‘…there is something dramatic about the job of permanently recording the features of a human being. It is the theatre brought to everyday life, the ordinary routine of existence is broken, and the tension is heightened.’ Photobiography by Cecil Beaton
In the twenty-first century we are constantly being bombarded by photographs. On Twitter and Facebook we can experience events almost instantly as their stories unfold. In tabloids and magazines we can watch celebrities live out their lives in front of the lens. So is there still a place for the photographic portrait, a staged and perhaps less ‘real’ moment in a person’s life? I believe so.
These images may not be ‘caught in the moment’ reality, but they can perhaps tell us more about the sitter and how they wanted to be perceived - as well as more about the photographer and what they were trying to achieve. Some wished to be associated with their professions; as a sculptor, as an actress - while others were captured at home drinking tea, with no reference to their work at all. The skill of the photographer cannot be overemphasised here, each with their own technique and way of perfecting that iconic photographic image.
Cecil Beaton’s work is the total opposite to the candid tabloid shot. Instead of capturing a spontaneous moment in a person’s life, he creates a carefully lit stage set which instead complements the sitter’s personality, revealing more about them than a quick snap could capture.
Ida Kar on the other hand gives us clues about the subject’s life, often surrounding them with the tools of their trade or their work, or even something specific to that person, such as Stanley Spencer’s umbrella - which he apparently took with him everywhere. Her sittings were quick, often only half an hour compared to the full day Beaton could spend. Her photography was art and she was quite rightly described as ‘An artist with a camera’. She was also instrumental in getting photography recognised as an art form, at a time when it was still considered documentary.
Jane Bown used a more photojournalistic technique in her portraits, using an old camera and the available light around her. Her photographs are consequently more straightforward and naturally posed. Like Bown, Brassaï also used natural light, and often took his photos at night. He developed a technique for taking photographs in the most difficult places with hardly any light, resulting in dramatic, beautiful shots.

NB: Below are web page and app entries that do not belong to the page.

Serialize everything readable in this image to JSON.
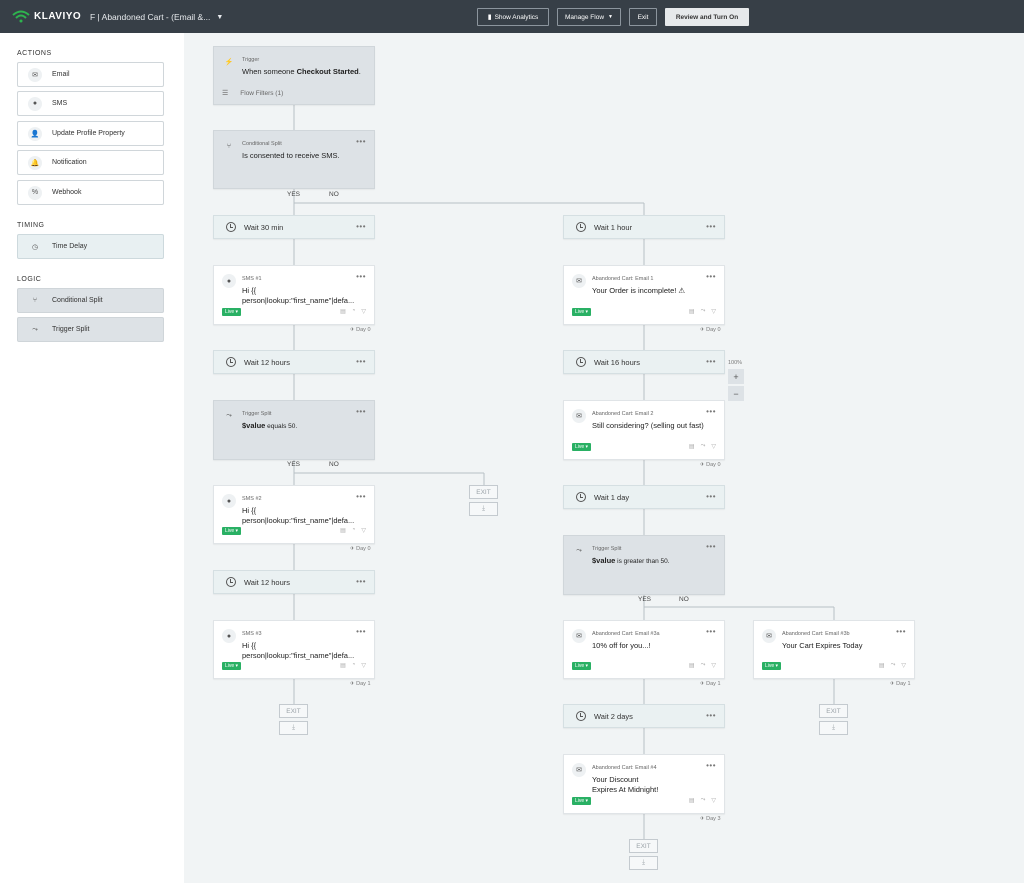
{
  "brand": {
    "logo_text": "KLAVIYO"
  },
  "header": {
    "flow_title": "F | Abandoned Cart - (Email &...",
    "show_analytics": "Show Analytics",
    "manage_flow": "Manage Flow",
    "exit": "Exit",
    "review": "Review and Turn On"
  },
  "sidebar": {
    "actions_heading": "ACTIONS",
    "actions": [
      {
        "label": "Email",
        "icon": "mail-icon"
      },
      {
        "label": "SMS",
        "icon": "chat-icon"
      },
      {
        "label": "Update Profile Property",
        "icon": "user-icon"
      },
      {
        "label": "Notification",
        "icon": "bell-icon"
      },
      {
        "label": "Webhook",
        "icon": "webhook-icon"
      }
    ],
    "timing_heading": "TIMING",
    "timing": [
      {
        "label": "Time Delay",
        "icon": "clock-icon"
      }
    ],
    "logic_heading": "LOGIC",
    "logic": [
      {
        "label": "Conditional Split",
        "icon": "split-icon"
      },
      {
        "label": "Trigger Split",
        "icon": "trigger-split-icon"
      }
    ]
  },
  "flow": {
    "trigger": {
      "label": "Trigger",
      "text_pre": "When someone ",
      "text_bold": "Checkout Started",
      "text_post": ".",
      "filters": "Flow Filters (1)"
    },
    "cond_split": {
      "label": "Conditional Split",
      "text": "Is consented to receive SMS."
    },
    "yes": "YES",
    "no": "NO",
    "exit": "EXIT",
    "live": "Live ▾",
    "dots": "•••",
    "left": {
      "wait1": "Wait 30 min",
      "sms1": {
        "label": "SMS #1",
        "line1": "Hi {{",
        "line2": "person|lookup:\"first_name\"|defa...",
        "day": "Day 0"
      },
      "wait2": "Wait 12 hours",
      "trigger_split": {
        "label": "Trigger Split",
        "text_bold": "$value",
        "text_rest": " equals 50."
      },
      "sms2": {
        "label": "SMS #2",
        "line1": "Hi {{",
        "line2": "person|lookup:\"first_name\"|defa...",
        "day": "Day 0"
      },
      "wait3": "Wait 12 hours",
      "sms3": {
        "label": "SMS #3",
        "line1": "Hi {{",
        "line2": "person|lookup:\"first_name\"|defa...",
        "day": "Day 1"
      }
    },
    "right": {
      "wait1": "Wait 1 hour",
      "email1": {
        "label": "Abandoned Cart: Email 1",
        "text": "Your Order is incomplete! ⚠",
        "day": "Day 0"
      },
      "wait2": "Wait 16 hours",
      "email2": {
        "label": "Abandoned Cart: Email 2",
        "text": "Still considering? (selling out fast)",
        "day": "Day 0"
      },
      "wait3": "Wait 1 day",
      "trigger_split": {
        "label": "Trigger Split",
        "text_bold": "$value",
        "text_rest": " is greater than 50."
      },
      "email3a": {
        "label": "Abandoned Cart: Email #3a",
        "text": "10% off for you...!",
        "day": "Day 1"
      },
      "email3b": {
        "label": "Abandoned Cart: Email #3b",
        "text": "Your Cart Expires Today",
        "day": "Day 1"
      },
      "wait4": "Wait 2 days",
      "email4": {
        "label": "Abandoned Cart: Email #4",
        "text": "Your Discount Expires At Midnight!",
        "day": "Day 3"
      }
    },
    "zoom": {
      "level": "100%",
      "plus": "+",
      "minus": "−"
    }
  }
}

All the photographs in this display are black and white, and are all works of art in themselves. Each has its own beauty - in composition, pose and light. There is something about photographs, some magic quality that I can’t quite put my finger on…
‘… there are some textures, some visual impressions, some aesthetic moods, that no other means of representation yet discovered can render with such delicacy, such accuracy or such dramatic distinction.’
On the Face of It: Photographic Portraits from Sheffield's Collection continues at the Graves Gallery until 30 Novemeber 2013.
Apr 19 2013